Editorials

Screening for familial hypercholesterolaemia

BMJ 2007; 335 doi: https://doi.org/10.1136/bmj.39335.668646.80 (Published 20 September 2007) Cite this as: BMJ 2007;335:573
  1. Ned Calonge, chair1,
  2. Janelle Guirguis-Blake, clinical assistant professor2
  1. 1US Preventive Services Task Force Program, Rockville, MD 20850, USA
  2. 2Department of Family Medicine, University of Washington, Tacoma, WA 98405, USA
  1. NCalonge{at}smtpgate.dphe.state.co.us

    Insufficient evidence exists to support universal screening

    In this week's BMJ, Wald and colleagues propose a universal screening strategy for familial hypercholesterolaemia.1 They suggest that serum cholesterol should be measured in children aged 1-9 years during routine visits to primary care, and that those with abnormal total cholesterol (greater than 95th centile) should have genetic tests or clinical investigations to confirm the diagnosis. A population cascade screening programme could then identify the parents of children who screen positive for the disorder.
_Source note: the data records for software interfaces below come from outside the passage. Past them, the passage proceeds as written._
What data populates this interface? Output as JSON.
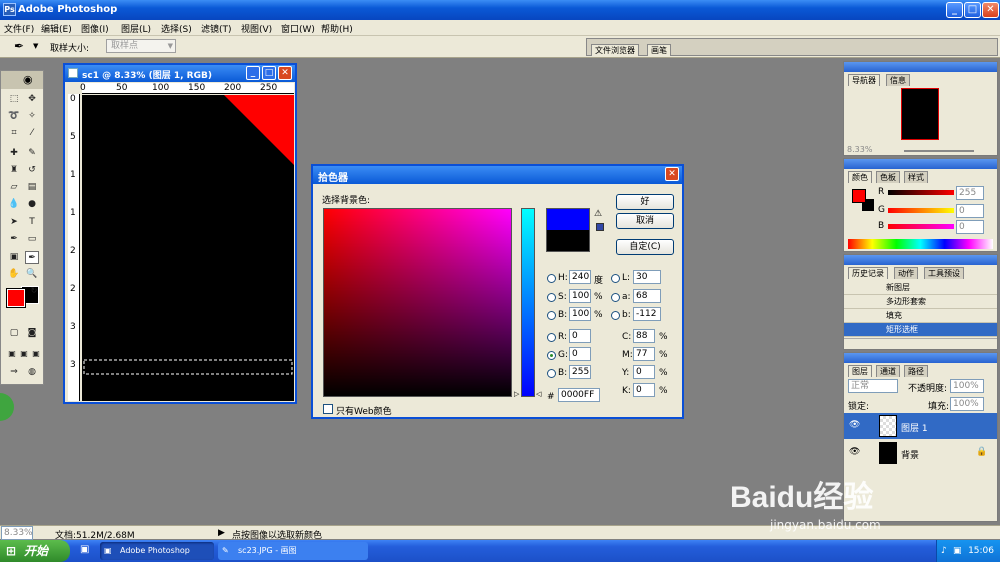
{
  "app": {
    "title": "Adobe Photoshop"
  },
  "window_buttons": {
    "min": "_",
    "max": "□",
    "close": "✕"
  },
  "menu": [
    "文件(F)",
    "编辑(E)",
    "图像(I)",
    "图层(L)",
    "选择(S)",
    "滤镜(T)",
    "视图(V)",
    "窗口(W)",
    "帮助(H)"
  ],
  "options_bar": {
    "sample_label": "取样大小:",
    "sample_value": "取样点",
    "well_tabs": [
      "文件浏览器",
      "画笔"
    ]
  },
  "document": {
    "title": "sc1 @ 8.33% (图层 1, RGB)",
    "ruler_h": [
      "0",
      "50",
      "100",
      "150",
      "200",
      "250"
    ],
    "ruler_v": [
      "0",
      "5",
      "1",
      "1",
      "2",
      "2",
      "3",
      "3"
    ]
  },
  "color_picker": {
    "title": "拾色器",
    "subtitle": "选择背景色:",
    "ok": "好",
    "cancel": "取消",
    "custom": "自定(C)",
    "hsb": [
      {
        "label": "H:",
        "value": "240",
        "unit": "度"
      },
      {
        "label": "S:",
        "value": "100",
        "unit": "%"
      },
      {
        "label": "B:",
        "value": "100",
        "unit": "%"
      }
    ],
    "rgb": [
      {
        "label": "R:",
        "value": "0"
      },
      {
        "label": "G:",
        "value": "0"
      },
      {
        "label": "B:",
        "value": "255"
      }
    ],
    "lab": [
      {
        "label": "L:",
        "value": "30"
      },
      {
        "label": "a:",
        "value": "68"
      },
      {
        "label": "b:",
        "value": "-112"
      }
    ],
    "cmyk": [
      {
        "label": "C:",
        "value": "88",
        "unit": "%"
      },
      {
        "label": "M:",
        "value": "77",
        "unit": "%"
      },
      {
        "label": "Y:",
        "value": "0",
        "unit": "%"
      },
      {
        "label": "K:",
        "value": "0",
        "unit": "%"
      }
    ],
    "hex_label": "#",
    "hex": "0000FF",
    "web_only": "只有Web颜色",
    "new_color": "#0000ff",
    "old_color": "#000000"
  },
  "navigator": {
    "tabs": [
      "导航器",
      "信息"
    ],
    "zoom": "8.33%"
  },
  "color_panel": {
    "tabs": [
      "颜色",
      "色板",
      "样式"
    ],
    "rows": [
      {
        "label": "R",
        "value": "255"
      },
      {
        "label": "G",
        "value": "0"
      },
      {
        "label": "B",
        "value": "0"
      }
    ]
  },
  "history": {
    "tabs": [
      "历史记录",
      "动作",
      "工具预设"
    ],
    "items": [
      "新图层",
      "多边形套索",
      "填充",
      "矩形选框"
    ]
  },
  "layers": {
    "tabs": [
      "图层",
      "通道",
      "路径"
    ],
    "blend": "正常",
    "opacity_label": "不透明度:",
    "opacity": "100%",
    "lock_label": "锁定:",
    "fill_label": "填充:",
    "fill": "100%",
    "items": [
      {
        "name": "图层 1"
      },
      {
        "name": "背景"
      }
    ]
  },
  "status": {
    "zoom": "8.33%",
    "doc": "文档:51.2M/2.68M",
    "hint": "点按图像以选取新颜色"
  },
  "taskbar": {
    "start": "开始",
    "tasks": [
      "Adobe Photoshop",
      "sc23.JPG - 画图"
    ],
    "time": "15:06"
  },
  "watermark": {
    "brand": "Baidu经验",
    "url": "jingyan.baidu.com"
  },
  "colors": {
    "foreground": "#ff0000",
    "background": "#000000",
    "accent": "#0a59d6"
  }
}
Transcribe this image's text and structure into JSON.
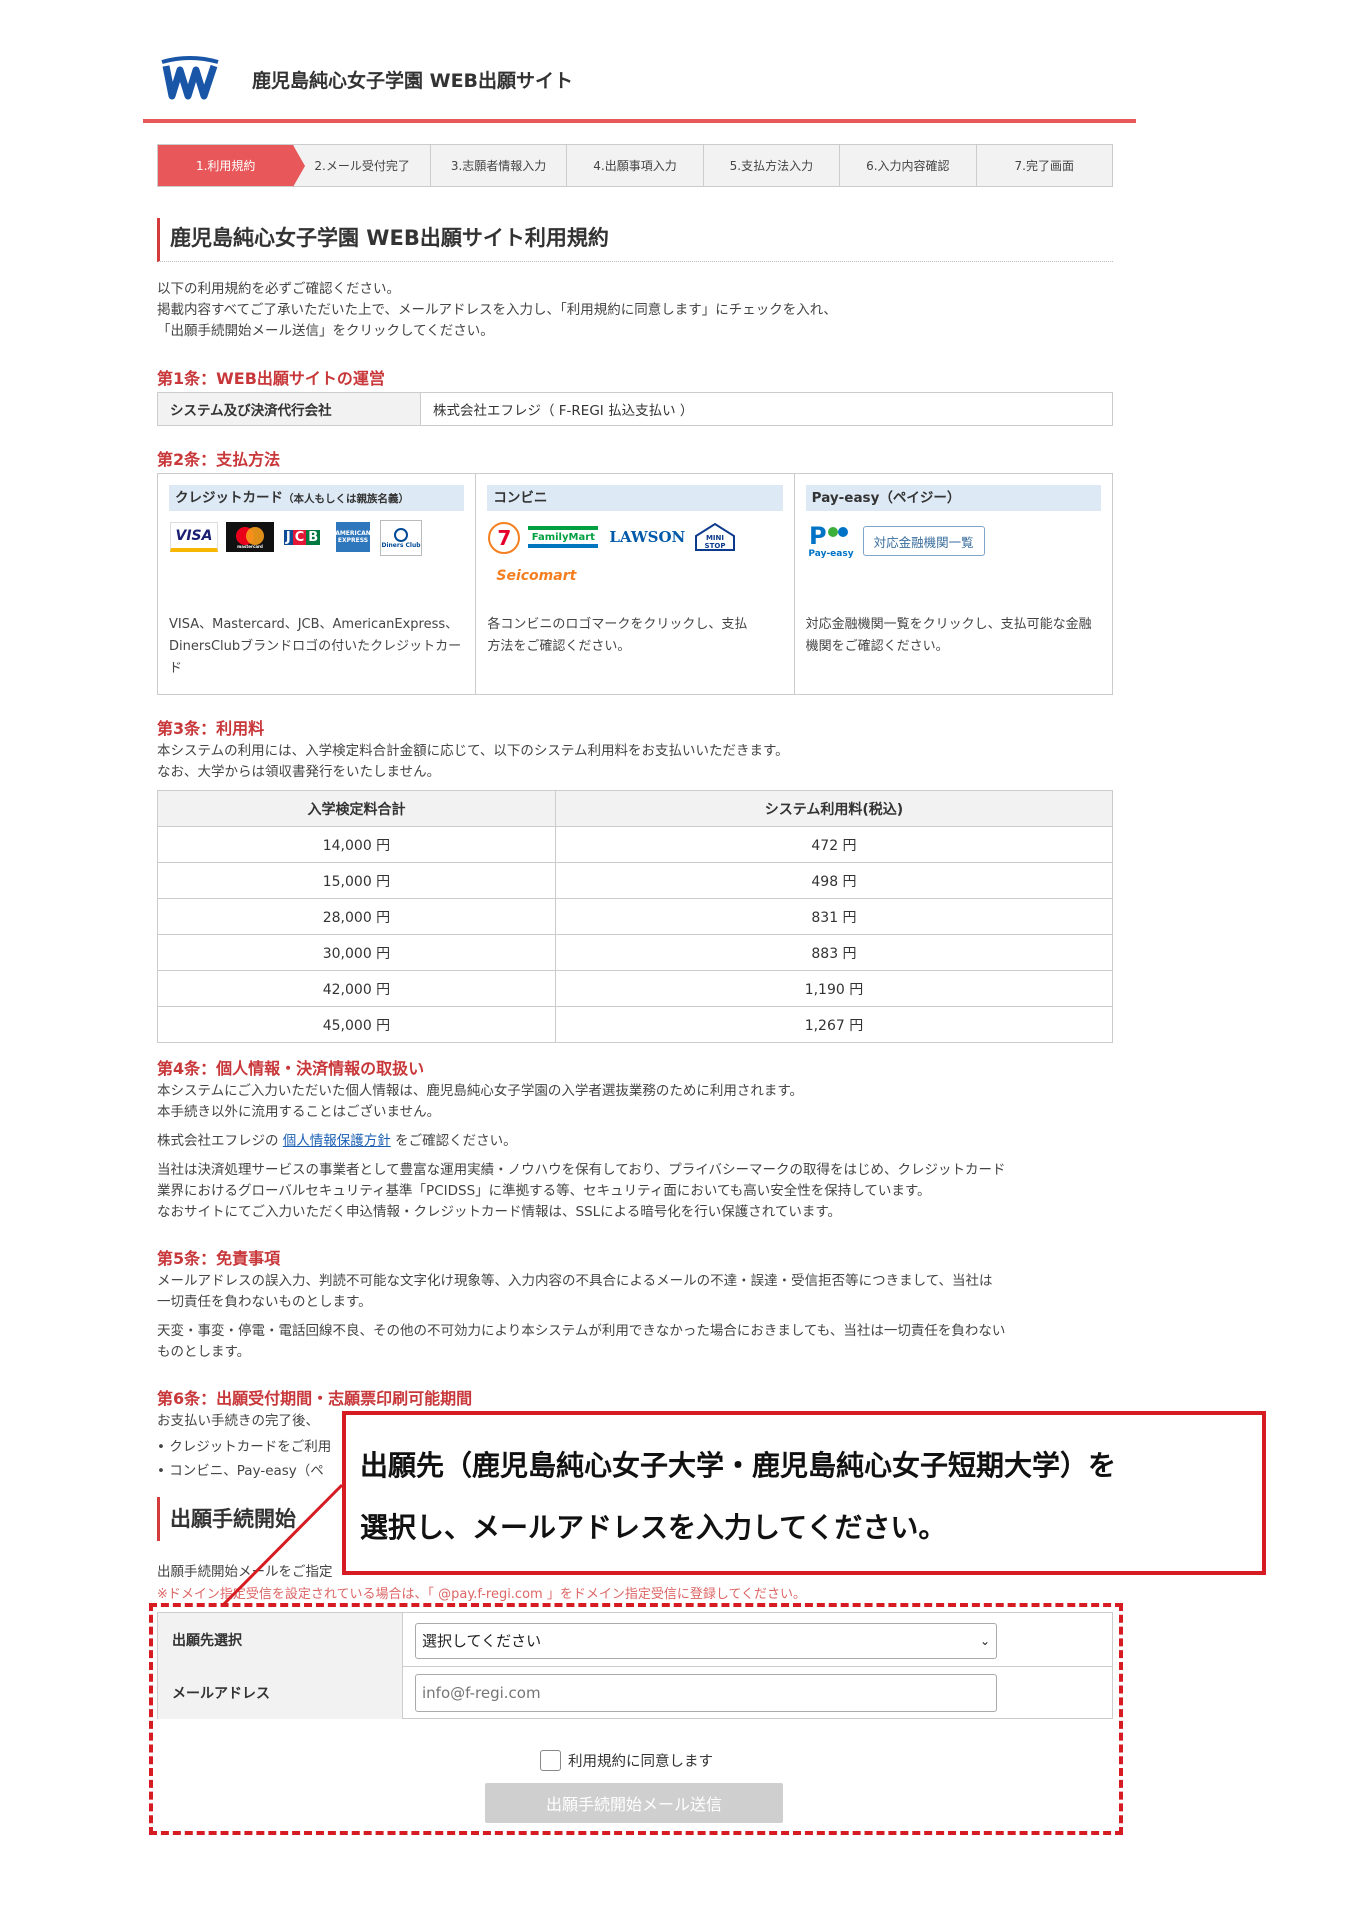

    This proposal is based on their meta-analysis of screening for familial hypercholesterolaemia. This study showed that measuring serum cholesterol in children age 1-9 can detect 88%, 94%, and 96% of cases, with false positive rates of 0.1%, 0.5%, and 1%, respectively.1 Their proposal is based on the ability of the test to detect the disorder with a reasonably high detection rate and a relatively low false positive rate. The authors present no new evidence for the long term health benefits or potential harms of identifying and …

    View Full Text

    Sign in

    Log in through your institution

    Subscribe